- **Exercise input**
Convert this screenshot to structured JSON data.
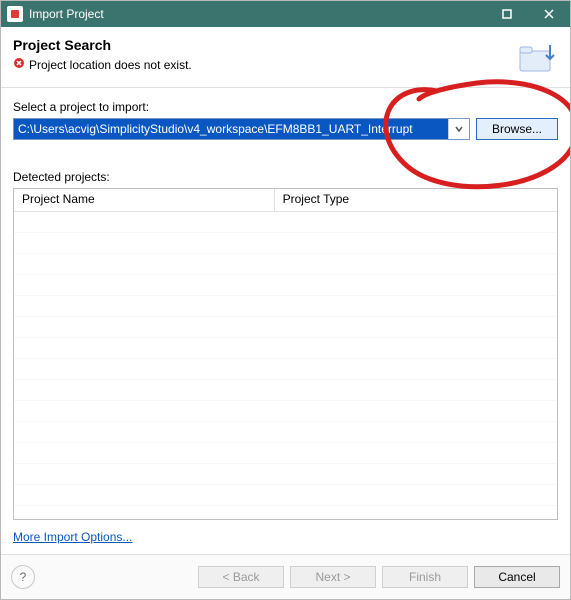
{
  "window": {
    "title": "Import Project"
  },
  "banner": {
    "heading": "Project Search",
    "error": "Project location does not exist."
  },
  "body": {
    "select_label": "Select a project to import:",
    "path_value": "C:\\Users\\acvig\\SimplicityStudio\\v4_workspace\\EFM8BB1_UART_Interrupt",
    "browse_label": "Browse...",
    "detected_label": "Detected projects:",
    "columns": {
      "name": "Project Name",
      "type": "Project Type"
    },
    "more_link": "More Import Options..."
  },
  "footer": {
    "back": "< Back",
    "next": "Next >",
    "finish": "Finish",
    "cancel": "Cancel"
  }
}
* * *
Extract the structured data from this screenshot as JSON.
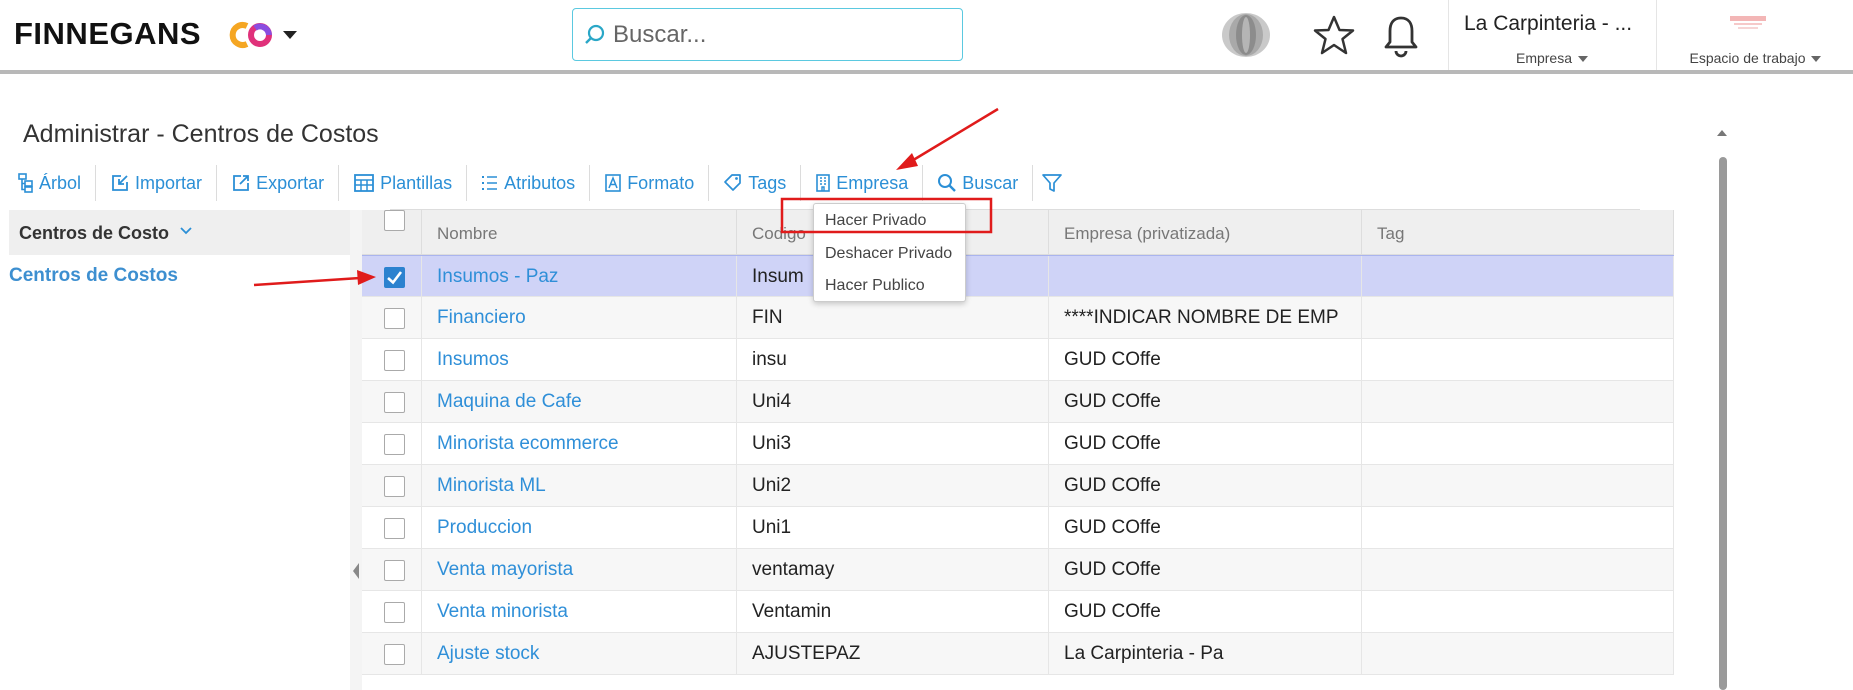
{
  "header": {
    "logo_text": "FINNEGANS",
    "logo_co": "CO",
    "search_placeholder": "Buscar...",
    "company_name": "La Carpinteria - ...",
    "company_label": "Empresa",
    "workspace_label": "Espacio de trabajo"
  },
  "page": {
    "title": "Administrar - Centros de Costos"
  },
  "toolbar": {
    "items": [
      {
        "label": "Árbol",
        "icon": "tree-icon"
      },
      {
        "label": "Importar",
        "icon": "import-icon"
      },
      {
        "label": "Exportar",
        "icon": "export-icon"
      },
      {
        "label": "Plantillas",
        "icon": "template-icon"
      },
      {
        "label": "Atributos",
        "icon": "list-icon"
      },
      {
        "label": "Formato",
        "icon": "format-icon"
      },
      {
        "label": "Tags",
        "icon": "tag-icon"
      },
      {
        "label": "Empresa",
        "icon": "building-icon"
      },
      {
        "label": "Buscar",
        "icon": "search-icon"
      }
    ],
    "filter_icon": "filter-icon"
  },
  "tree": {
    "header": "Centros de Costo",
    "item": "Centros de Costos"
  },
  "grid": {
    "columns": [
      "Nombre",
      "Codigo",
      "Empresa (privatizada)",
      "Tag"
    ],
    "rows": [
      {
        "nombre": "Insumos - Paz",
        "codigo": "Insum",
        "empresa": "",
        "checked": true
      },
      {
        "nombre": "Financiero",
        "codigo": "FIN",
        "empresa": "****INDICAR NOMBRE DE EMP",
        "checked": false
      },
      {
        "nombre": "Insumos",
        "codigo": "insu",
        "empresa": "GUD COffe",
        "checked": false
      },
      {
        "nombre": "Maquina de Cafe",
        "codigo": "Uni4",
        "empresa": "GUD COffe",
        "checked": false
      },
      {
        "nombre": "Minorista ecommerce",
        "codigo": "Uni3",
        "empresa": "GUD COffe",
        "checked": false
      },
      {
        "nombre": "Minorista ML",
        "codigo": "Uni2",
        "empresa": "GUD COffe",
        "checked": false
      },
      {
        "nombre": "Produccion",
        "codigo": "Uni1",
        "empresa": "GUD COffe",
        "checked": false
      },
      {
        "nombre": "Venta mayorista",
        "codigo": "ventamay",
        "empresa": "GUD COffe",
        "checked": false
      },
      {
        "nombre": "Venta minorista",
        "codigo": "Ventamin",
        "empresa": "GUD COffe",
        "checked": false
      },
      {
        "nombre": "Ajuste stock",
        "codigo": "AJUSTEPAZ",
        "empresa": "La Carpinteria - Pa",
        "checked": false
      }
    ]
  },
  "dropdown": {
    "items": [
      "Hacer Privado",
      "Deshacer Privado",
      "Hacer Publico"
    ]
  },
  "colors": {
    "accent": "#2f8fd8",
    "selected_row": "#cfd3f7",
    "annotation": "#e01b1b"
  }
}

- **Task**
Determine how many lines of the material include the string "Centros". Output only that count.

- **Problem solution**
3